- **What the task requires**
Below are records; count the lines that hold the string "with" and give only the count.

══════════════════════════════

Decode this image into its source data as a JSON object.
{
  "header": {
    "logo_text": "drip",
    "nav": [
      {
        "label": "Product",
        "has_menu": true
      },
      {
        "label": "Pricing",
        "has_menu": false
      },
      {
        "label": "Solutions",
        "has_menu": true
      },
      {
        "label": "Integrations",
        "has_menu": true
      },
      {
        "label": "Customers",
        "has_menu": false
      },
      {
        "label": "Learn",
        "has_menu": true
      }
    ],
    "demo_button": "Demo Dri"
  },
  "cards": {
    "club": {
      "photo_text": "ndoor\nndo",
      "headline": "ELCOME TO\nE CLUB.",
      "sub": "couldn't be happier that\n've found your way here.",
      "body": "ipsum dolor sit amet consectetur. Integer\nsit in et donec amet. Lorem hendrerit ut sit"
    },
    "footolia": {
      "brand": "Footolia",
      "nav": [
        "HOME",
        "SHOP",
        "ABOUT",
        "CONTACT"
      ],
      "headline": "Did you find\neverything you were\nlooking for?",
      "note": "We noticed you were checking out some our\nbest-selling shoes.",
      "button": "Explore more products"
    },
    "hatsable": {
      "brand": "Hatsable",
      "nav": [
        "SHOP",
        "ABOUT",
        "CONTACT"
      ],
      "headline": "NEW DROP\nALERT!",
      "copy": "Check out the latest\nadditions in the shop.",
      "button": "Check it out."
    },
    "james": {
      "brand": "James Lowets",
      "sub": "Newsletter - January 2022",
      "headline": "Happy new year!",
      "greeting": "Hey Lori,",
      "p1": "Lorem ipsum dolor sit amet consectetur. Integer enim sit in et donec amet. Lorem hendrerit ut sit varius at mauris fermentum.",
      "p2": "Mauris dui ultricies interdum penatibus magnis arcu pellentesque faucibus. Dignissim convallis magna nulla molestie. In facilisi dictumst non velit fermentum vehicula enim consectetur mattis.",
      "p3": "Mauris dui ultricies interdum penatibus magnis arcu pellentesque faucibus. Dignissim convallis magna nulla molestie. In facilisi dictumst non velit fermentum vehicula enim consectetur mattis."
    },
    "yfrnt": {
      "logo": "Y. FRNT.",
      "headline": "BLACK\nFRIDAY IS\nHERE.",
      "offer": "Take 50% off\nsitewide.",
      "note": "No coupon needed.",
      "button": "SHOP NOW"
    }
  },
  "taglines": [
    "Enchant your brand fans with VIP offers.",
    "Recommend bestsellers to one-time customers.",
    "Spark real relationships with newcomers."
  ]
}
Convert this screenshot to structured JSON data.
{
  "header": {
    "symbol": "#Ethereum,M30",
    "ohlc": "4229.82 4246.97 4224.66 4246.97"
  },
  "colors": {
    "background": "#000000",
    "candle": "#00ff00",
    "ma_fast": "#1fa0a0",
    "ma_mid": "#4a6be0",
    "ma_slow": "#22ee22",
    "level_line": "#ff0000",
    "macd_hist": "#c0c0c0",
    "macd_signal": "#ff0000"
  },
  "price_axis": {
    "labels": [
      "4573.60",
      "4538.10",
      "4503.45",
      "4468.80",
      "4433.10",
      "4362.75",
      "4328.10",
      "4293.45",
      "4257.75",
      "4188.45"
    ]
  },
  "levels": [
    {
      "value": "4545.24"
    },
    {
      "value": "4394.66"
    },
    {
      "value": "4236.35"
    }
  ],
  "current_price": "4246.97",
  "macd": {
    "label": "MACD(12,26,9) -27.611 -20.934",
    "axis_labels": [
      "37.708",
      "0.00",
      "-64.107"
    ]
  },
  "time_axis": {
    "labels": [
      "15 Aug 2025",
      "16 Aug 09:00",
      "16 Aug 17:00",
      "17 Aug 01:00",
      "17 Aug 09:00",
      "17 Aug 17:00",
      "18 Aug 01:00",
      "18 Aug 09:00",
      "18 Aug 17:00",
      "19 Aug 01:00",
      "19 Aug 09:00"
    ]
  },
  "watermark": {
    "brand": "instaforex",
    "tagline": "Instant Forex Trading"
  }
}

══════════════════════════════

- **Solution to the exercise**
2